Be persistent. Now imagine that I respond to your feedback with indifference and you continue to see me selectively disregard women. Keep documenting my behavior. If you notice tangible negative effects of my behavior, include that in your documentation. Now present the additional documentation to me.
The top-down approach
Let’s say you’ve documented my behavior and given me bias feedback a few times and I am still overtly resistant; it’s pretty clear that I don’t care about the potential harm of bias. This is a sign that the bottom-up approach isn’t going to be effective.
Seeking Top-down Feedback. In this situation, you might need to take your documentation to someone with the power or positioning to use top-down feedback mechanisms (e.g., changing incentive structures, giving feedback from a position of authority, etc.). If you seek top-down feedback for my behavior, then feel free to tell me. After all, that might be all I need to realize the gravity of the situation.

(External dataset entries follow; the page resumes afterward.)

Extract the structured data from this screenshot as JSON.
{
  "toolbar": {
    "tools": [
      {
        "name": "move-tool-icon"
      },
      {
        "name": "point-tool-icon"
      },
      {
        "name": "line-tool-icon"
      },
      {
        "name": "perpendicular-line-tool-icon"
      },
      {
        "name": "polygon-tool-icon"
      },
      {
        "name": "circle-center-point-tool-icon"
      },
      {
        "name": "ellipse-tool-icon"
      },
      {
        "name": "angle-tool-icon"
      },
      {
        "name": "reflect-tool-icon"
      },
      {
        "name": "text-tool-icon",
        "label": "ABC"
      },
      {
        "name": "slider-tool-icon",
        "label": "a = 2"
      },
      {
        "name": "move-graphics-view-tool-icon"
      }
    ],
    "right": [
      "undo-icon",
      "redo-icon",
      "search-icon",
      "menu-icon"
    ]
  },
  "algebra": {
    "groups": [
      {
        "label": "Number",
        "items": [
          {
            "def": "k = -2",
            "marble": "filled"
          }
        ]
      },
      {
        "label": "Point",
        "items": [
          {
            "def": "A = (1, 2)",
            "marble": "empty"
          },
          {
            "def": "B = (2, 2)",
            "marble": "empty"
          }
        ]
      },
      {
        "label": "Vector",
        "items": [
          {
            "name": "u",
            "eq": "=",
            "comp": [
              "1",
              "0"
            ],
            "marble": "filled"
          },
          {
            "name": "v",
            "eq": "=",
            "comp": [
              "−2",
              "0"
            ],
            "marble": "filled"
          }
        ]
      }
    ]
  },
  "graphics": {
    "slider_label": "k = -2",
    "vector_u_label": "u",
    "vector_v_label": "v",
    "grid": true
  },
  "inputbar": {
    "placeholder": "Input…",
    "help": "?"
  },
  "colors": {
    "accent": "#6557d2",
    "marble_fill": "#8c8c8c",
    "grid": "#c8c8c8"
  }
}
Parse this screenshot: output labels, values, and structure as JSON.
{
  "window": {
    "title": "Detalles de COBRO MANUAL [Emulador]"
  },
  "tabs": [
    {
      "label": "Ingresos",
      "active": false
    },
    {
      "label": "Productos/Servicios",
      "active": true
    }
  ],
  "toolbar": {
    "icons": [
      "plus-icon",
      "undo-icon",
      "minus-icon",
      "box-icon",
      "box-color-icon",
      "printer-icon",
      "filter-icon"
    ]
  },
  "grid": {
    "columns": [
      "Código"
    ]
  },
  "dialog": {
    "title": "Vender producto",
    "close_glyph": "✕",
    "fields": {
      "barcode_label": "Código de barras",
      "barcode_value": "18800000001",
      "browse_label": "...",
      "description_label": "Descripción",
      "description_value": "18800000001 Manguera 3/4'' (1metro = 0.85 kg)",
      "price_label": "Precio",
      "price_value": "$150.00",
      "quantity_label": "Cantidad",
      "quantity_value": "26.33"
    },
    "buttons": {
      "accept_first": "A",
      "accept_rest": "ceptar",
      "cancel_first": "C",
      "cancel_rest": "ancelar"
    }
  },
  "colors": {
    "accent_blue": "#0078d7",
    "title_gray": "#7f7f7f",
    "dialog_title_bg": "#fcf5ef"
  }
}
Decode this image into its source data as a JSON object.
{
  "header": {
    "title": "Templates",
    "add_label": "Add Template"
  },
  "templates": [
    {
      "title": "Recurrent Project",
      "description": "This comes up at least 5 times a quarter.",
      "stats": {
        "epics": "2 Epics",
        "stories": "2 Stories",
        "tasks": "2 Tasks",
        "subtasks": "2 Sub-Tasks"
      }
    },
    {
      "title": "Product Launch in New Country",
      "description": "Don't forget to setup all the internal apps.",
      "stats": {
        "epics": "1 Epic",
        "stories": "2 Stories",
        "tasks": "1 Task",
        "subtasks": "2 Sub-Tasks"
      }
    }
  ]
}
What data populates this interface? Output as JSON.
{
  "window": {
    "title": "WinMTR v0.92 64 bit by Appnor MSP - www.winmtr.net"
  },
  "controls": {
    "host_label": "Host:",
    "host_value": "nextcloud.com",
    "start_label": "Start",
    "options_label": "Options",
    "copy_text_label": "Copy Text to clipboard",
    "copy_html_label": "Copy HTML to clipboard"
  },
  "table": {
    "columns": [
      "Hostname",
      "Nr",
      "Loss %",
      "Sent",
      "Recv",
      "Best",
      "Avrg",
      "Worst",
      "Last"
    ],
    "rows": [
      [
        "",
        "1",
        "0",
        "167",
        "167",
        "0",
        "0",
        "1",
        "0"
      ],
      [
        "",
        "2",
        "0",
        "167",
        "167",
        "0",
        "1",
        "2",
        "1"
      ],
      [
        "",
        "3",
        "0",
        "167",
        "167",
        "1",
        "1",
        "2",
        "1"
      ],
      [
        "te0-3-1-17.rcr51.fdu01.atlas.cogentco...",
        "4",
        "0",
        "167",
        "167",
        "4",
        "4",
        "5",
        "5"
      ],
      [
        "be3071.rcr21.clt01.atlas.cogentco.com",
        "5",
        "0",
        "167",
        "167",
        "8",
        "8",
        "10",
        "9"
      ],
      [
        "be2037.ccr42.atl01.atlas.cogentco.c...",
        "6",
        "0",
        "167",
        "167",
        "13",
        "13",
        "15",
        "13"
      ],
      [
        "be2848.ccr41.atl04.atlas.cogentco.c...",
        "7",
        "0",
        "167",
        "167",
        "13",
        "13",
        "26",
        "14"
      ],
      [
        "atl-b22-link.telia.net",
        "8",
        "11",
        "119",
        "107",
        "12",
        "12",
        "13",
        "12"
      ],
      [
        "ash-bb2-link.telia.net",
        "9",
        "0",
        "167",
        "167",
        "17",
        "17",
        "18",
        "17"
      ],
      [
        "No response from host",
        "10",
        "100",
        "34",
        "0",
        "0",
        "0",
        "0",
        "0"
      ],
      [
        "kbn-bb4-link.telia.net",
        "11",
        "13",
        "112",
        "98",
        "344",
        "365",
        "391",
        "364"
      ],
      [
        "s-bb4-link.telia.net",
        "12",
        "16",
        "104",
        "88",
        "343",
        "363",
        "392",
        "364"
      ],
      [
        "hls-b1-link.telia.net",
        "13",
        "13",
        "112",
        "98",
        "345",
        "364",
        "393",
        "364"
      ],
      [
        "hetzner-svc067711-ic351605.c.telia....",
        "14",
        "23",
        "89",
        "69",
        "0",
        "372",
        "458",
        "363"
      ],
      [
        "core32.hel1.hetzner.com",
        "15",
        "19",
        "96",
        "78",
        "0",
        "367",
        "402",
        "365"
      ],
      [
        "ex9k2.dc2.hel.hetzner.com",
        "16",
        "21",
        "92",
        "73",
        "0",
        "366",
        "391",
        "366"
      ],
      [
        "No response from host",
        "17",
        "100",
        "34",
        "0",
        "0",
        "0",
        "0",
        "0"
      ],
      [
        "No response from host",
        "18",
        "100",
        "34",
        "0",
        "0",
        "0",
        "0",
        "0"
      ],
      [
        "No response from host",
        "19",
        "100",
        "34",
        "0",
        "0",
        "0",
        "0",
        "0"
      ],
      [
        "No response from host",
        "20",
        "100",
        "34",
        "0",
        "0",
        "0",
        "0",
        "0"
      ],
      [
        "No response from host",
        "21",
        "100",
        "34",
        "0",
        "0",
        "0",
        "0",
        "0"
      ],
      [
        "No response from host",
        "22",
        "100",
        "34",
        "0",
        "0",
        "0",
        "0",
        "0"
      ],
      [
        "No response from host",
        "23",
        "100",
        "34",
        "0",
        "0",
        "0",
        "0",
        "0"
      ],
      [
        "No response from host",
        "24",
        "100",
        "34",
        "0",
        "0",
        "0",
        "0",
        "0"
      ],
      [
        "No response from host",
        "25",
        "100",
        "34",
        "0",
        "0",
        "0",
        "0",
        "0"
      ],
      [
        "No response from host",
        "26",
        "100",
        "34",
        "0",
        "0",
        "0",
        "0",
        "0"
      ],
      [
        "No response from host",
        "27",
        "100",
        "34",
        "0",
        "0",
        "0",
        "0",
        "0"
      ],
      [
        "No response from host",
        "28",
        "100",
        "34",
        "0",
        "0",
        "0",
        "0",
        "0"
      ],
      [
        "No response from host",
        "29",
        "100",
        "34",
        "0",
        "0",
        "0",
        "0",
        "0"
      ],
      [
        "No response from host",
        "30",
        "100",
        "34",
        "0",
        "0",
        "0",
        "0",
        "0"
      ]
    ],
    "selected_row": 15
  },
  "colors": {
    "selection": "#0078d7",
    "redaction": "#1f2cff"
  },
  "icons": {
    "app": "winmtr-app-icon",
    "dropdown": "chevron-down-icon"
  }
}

Giving Top-down Feedback. Imagine that you’re in a senior-level/supervisory position and someone brings you this documentation about my pernicious biases. Because of your senior status and/or power, you are uniquely able to do something about my damaging behavior (e.g., you have the power to adjust incentive structures, give feedback from a position of authority, etc.). Whether you are responsible for doing something about my behavior might be complicated (…then again it might not be). If you’re not sure what to do, then think about what your position commits you to doing. If it’s still not clear, then think about what the people with less power — especially the victims of the biased behavior — might need you to do. Whatever you do, don’t just dismiss or ignore the problem.
Until we enjoy bias feedback, we might be stuck with biased behavior. So when people give us feedback about our biases or other peoples’ biases, they’re doing us a favor. Heck, they’re doing everyone a favor. So there are good reasons to create opportunities for feedback — to invite it, take it well, use it, and reward it. And sometimes there are good reasons to seek top-down feedback.
Part 1: I talk about the anxiety I had about being implicitly biased. “Am I discriminating without even knowing it?! How do I stop?!”
Part 2: What is implicit bias? Check out this post to learn about the theory and some of the findings.
Part 3: What are the real-world consequences of implicit bias? Research suggests implicit bias can impact hiring, pay, promotions, and more.
Part 4: What can we do about implicit bias? The research on de-biasing suggests a few strategies for limiting biased judgments and behavior. Spoiler: many people and institutions aren’t using these strategies.
Image: “Stuck In The Mud 2” (public domain) via Wikipedia